On 9 January 2008, this beautiful and intelligent woman, with a wonderful childhood behind her and a promising adult life ahead of her, was brutally murdered by her ex-boyfriend … in her own home, while her mother was there.
Now – 8 years later – one NZ woman still dies every 26 days at the hand of a violent partner – which means that over 100 women have died since Sophie’s murder. New Zealand has one of the highest rates of domestic violence in the world.
Recently I attended “An Evening with Lesley Elliott.” Lesley is not only Sophie’s mother, she is an incredibly brave and strong woman who has made it Sophie’s legacy to raise the awareness of all young women, and their families and friends, of the signs of partner abuse through the Sophie Elliott Foundation.
Lesley says at the time of Sophie’s murder, neither she nor Sophie really understood that Sophie was in an abusive relationship. She didn’t like Clayton Weatherston and neither did any of Sophie’s friends, but they didn’t realise Sophie was actually in danger – until it was far too late.
Now Lesley travels the length and breadth of the country helping make young women and their families aware of the signs of abuse that she and Sophie missed.
I implore you to visit the Sophie Elliott Foundation website and to find out more about what they do – there are all sorts of valuable resources on there and I have singled out a few that really hit home for me with a young daughter who ***OMG we’re not ready for that*** will be dating in the not-too-distant future.
Check out the “Power & Control Dating Wheel” below – it summarises the characteristics of an out-of-control relationship
How Sophie’s murderer personified these characteristics …
Power and control – he told Sophie she wasn’t bright enough (she earned a first class honors degree in Economics); needed to lose weight and inferred she wasn’t good-looking enough for him. This was Sophie below – hardly overweight was she? And although I wouldn’t grace him with a photo here, let’s just say he was way out of his league with Sophie in the first place.
Possessiveness – he wanted to know where Sophie was at all times, yet didn’t feel she needed to know anything about his whereabouts.
Isolates you – he isolated Sophie from her friends – none of whom liked him.

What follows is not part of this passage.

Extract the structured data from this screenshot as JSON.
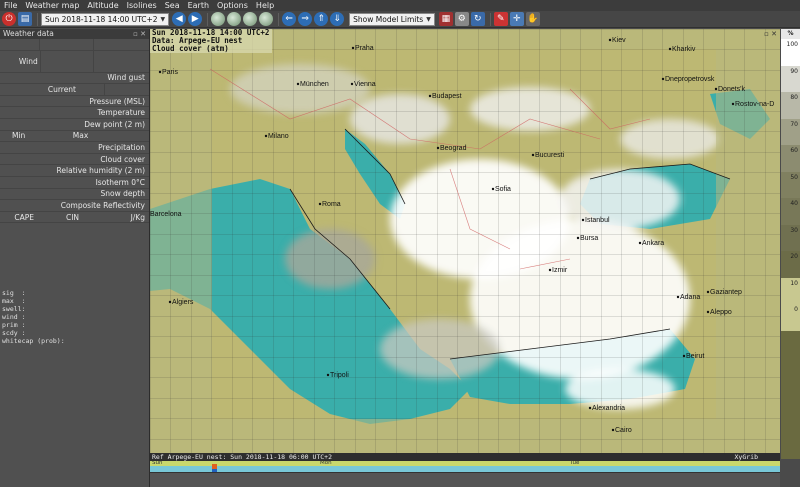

I’d like to say here – if your family and friends don’t like him, there’s a good chance you shouldn’t be in a relationship with him.
Threats – he was emotionally and verbally abusive to Sophie on numerous occasions.
Suicide threats – I don’t know about this one, as of course I never knew Sophie and am only going on what Lesley told us at the meeting, but men who make suicide threats and say things like “If you leave me, I will hurt myself” are often only trying to manipulate you to suit themselves.
Changeable/volatile behaviour – Sophie never knew whether he really liked her or not. He was into the relationship one day, then cold as ice the next. Nothing was ever his fault – it was always Sophie’s. Lesley said Sophie couldn’t understand him, and always wanted to try and change him.
Sexual – on one occasion, only days before Sophie’s murder, he tried to force her to have sex with him. Thankfully Sophie escaped, but sadly, didn’t press charges.
Physical abuse – nothing needs to be said here, considering Sophie is no longer with us.
Communication – he was haphazard and unreliable – he wouldn’t reply to Sophie’s texts for hours and wouldn’t always answer her calls. She felt insecure because of that behaviour.
According to the Sophie Elliott Foundation website, 15-24 year old women are at the most risk of psychological, physical and sexual abuse at the hands of a partner.
PLEASE – visit the website and familiarise yourself with the early signs of an abusive relationship – so that both you and your daughter are aware of them. There’s also a page that talks about the characteristics of a healthy -v- an unhealthy relationship (which includes a quiz to check the status of your relationship; the reasons people stay in a violent relationship; common excuses for violence; what to do for help and contacts for help.
The Sophie Elliott Foundation, in association with the New Zealand Police, also runs a full-day educational course for Year 12 students called Loves-Me-Not (a play on the “He loves me; he loves me not” game.) The course is very interactive and is designed to make students aware of what a healthy relationship looks and feels like.
I have a tremendous amount of respect for Lesley Elliott – no one would blame her if she just sat back and grieved for Sophie – and of course she and her family will do that for the rest of their lives. What is amazing about Lesley is that over and over again, she re-lives that horrible day and she does it so that other families won’t have to.
Sophie and Lesley were very close, and if two highly-intelligent women like that weren’t able to see the signs of an abusive and dangerous relationship, then there are going to be others in the same situation. The signs often start subtly and build from there. In the book that students receive free of charge via the Loves-Me-Not course , there are two blank pages; one to write down what you see as the characteristics of a healthy relationship and the other to revisit and write down the characteristics of your current relationship as a comparison. If it doesn’t compare well – get help.
Thank God for the Lesley Elliott’s of this world – they are courageous enough to try to make change in the face of an horrific personal situation. It’s just unbearably sad they were put in that situation in the first place.
Do yourself and your family a favour … visit the website and educate yourself so that neither you, nor your daughter, ever end up like Sophie.
That is Sophie’s legacy.
Prevention via education …